**EXERCISE DIRECTIONS**
Below are the records; copy each line in which "going" occurs.
-------- PROVIDED DATA --------
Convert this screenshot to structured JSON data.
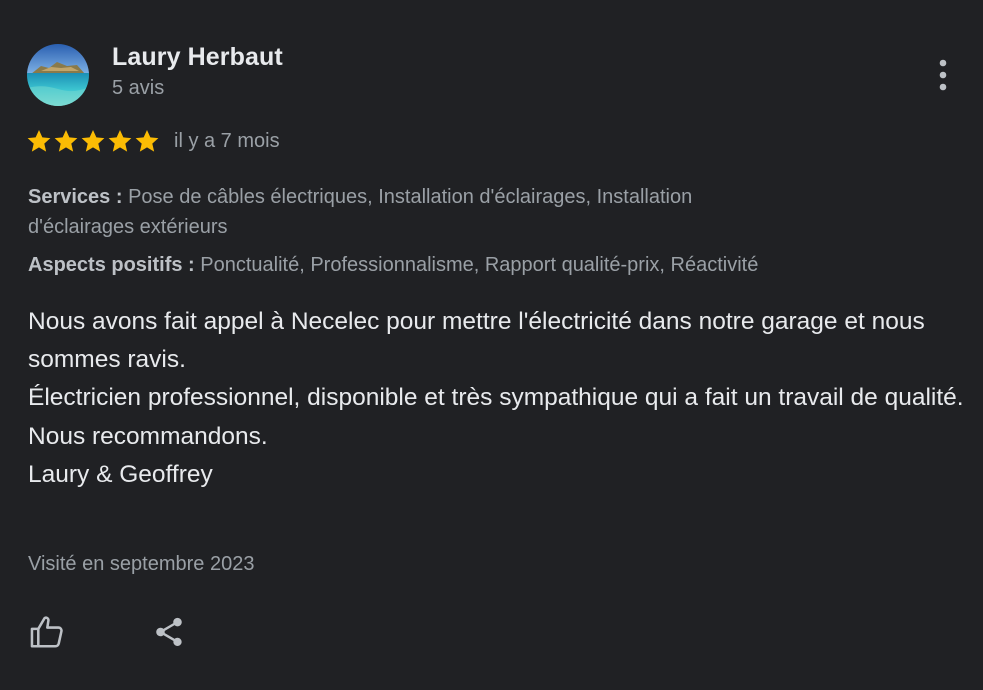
{
  "reviewer": {
    "name": "Laury Herbaut",
    "review_count": "5 avis",
    "avatar_icon": "beach-photo-avatar"
  },
  "rating": {
    "stars": 5,
    "max_stars": 5,
    "star_color": "#fbbc04",
    "date": "il y a 7 mois"
  },
  "attributes": {
    "services_label": "Services :",
    "services_value": "Pose de câbles électriques, Installation d'éclairages, Installation d'éclairages extérieurs",
    "positifs_label": "Aspects positifs :",
    "positifs_value": "Ponctualité, Professionnalisme, Rapport qualité-prix, Réactivité"
  },
  "review": {
    "lines": [
      "Nous avons fait appel à Necelec pour mettre l'électricité dans notre garage et nous sommes ravis.",
      "Électricien professionnel, disponible et très sympathique qui a fait un travail de qualité.",
      "Nous recommandons.",
      "Laury & Geoffrey"
    ]
  },
  "visited": "Visité en septembre 2023",
  "actions": {
    "more_icon": "more-vert-icon",
    "like_icon": "thumbs-up-icon",
    "share_icon": "share-icon"
  },
  "colors": {
    "background": "#202124",
    "primary_text": "#e8eaed",
    "secondary_text": "#9aa0a6"
  }
}
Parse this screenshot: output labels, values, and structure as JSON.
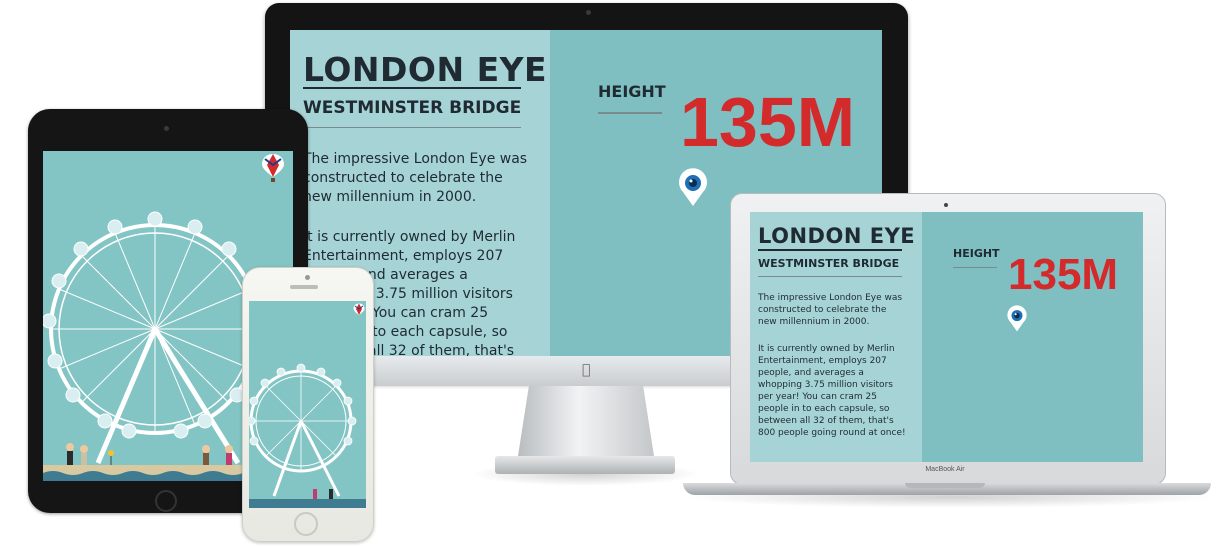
{
  "page": {
    "title": "LONDON EYE",
    "subtitle": "WESTMINSTER BRIDGE",
    "paragraph1": "The impressive London Eye was constructed to celebrate the new millennium in 2000.",
    "paragraph2": "It is currently owned by Merlin Entertainment, employs 207 people, and averages a whopping 3.75 million visitors per year! You can cram 25 people in to each capsule, so between all 32 of them, that's 800 people going round at once!",
    "height_label": "HEIGHT",
    "height_value": "135M"
  },
  "imac": {
    "paragraph1_lines": [
      "The impressive London Eye was",
      "constructed to celebrate the",
      "new millennium in 2000."
    ],
    "paragraph2_lines": [
      "It is currently owned by Merlin",
      "Entertainment, employs 207",
      "people, and averages a",
      "whopping 3.75 million visitors",
      "per year! You can cram 25",
      "people in to each capsule, so",
      "between all 32 of them, that's"
    ]
  },
  "macbook": {
    "label": "MacBook Air",
    "paragraph1_lines": [
      "The impressive London Eye was",
      "constructed to celebrate the",
      "new millennium in 2000."
    ],
    "paragraph2_lines": [
      "It is currently owned by Merlin",
      "Entertainment, employs 207",
      "people, and averages a",
      "whopping 3.75 million visitors",
      "per year! You can cram 25",
      "people in to each capsule, so",
      "between all 32 of them, that's",
      "800 people going round at once!"
    ]
  },
  "icons": {
    "location_pin": "eye-pin-icon",
    "apple_logo": "apple-logo-icon",
    "balloon": "hot-air-balloon-icon",
    "ferris_wheel": "london-eye-wheel-illustration"
  },
  "colors": {
    "teal_light": "#a6d4d6",
    "teal": "#7fbfc2",
    "accent_red": "#d32b2b",
    "heading": "#1f2a33",
    "pin_blue": "#1e6fb6"
  }
}
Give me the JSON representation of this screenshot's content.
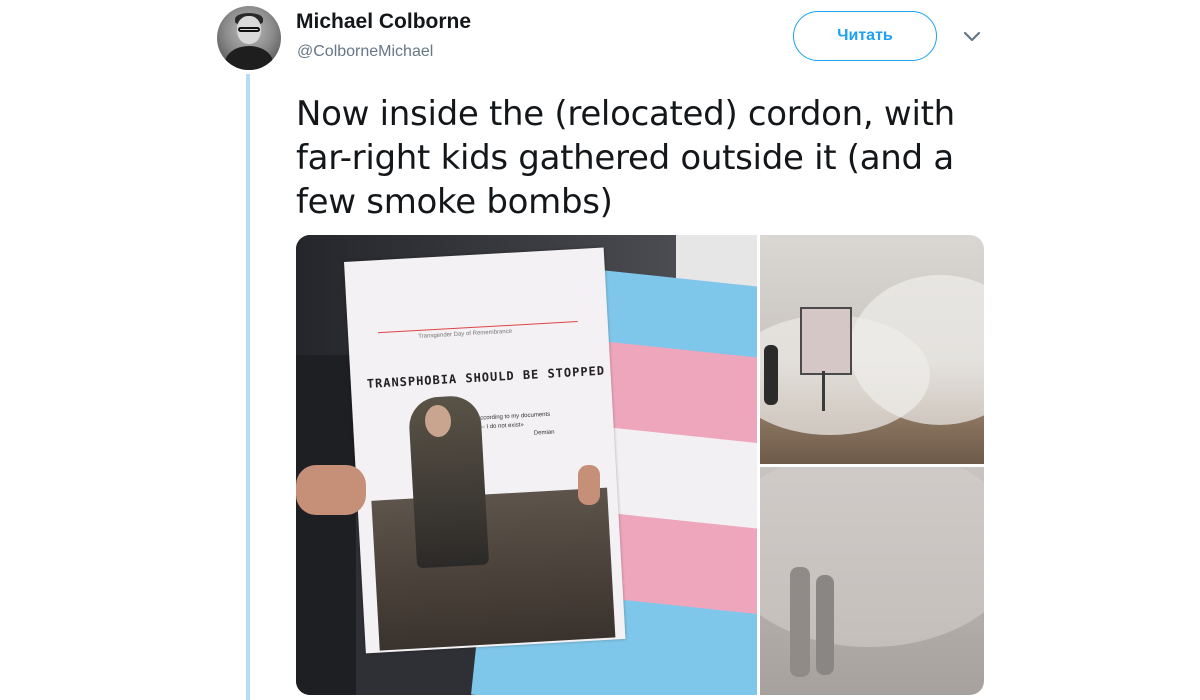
{
  "author": {
    "display_name": "Michael Colborne",
    "handle": "@ColborneMichael"
  },
  "actions": {
    "follow_label": "Читать"
  },
  "tweet": {
    "text_lines": [
      "Now inside the (relocated) cordon, with",
      "far-right kids gathered outside it (and a",
      "few smoke bombs)"
    ]
  },
  "media": {
    "poster": {
      "small_caption": "Transgender Day of Remembrance",
      "headline": "TRANSPHOBIA SHOULD BE STOPPED",
      "quote_line1": "«According to my documents",
      "quote_line2": "– I do not exist»",
      "quote_author": "Demian"
    }
  },
  "colors": {
    "accent": "#1da1f2",
    "thread_line": "#b8dcf2",
    "trans_blue": "#7fc7ea",
    "trans_pink": "#eea6bd"
  }
}
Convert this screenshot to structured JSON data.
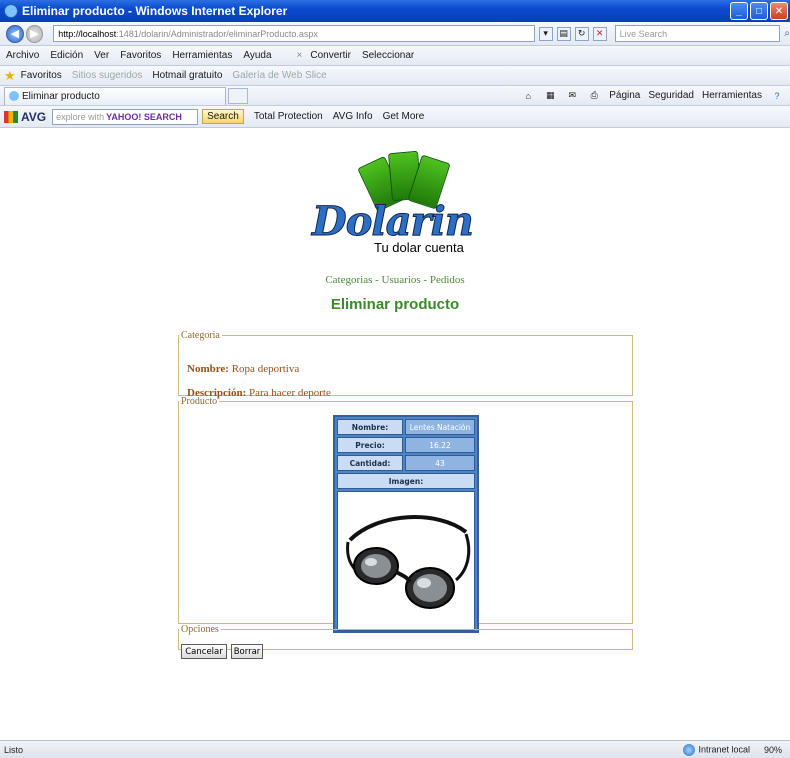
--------
**SOLUTION TO THIS PROBLEM**
    "paragraph2": "It is currently owned by Merlin Entertainment, employs 207 people, and averages a whopping 3.75 million visitors per year! You can cram 25 people in to each capsule, so between all 32 of them, that's 800 people going round at once!",
      "800 people going round at once!"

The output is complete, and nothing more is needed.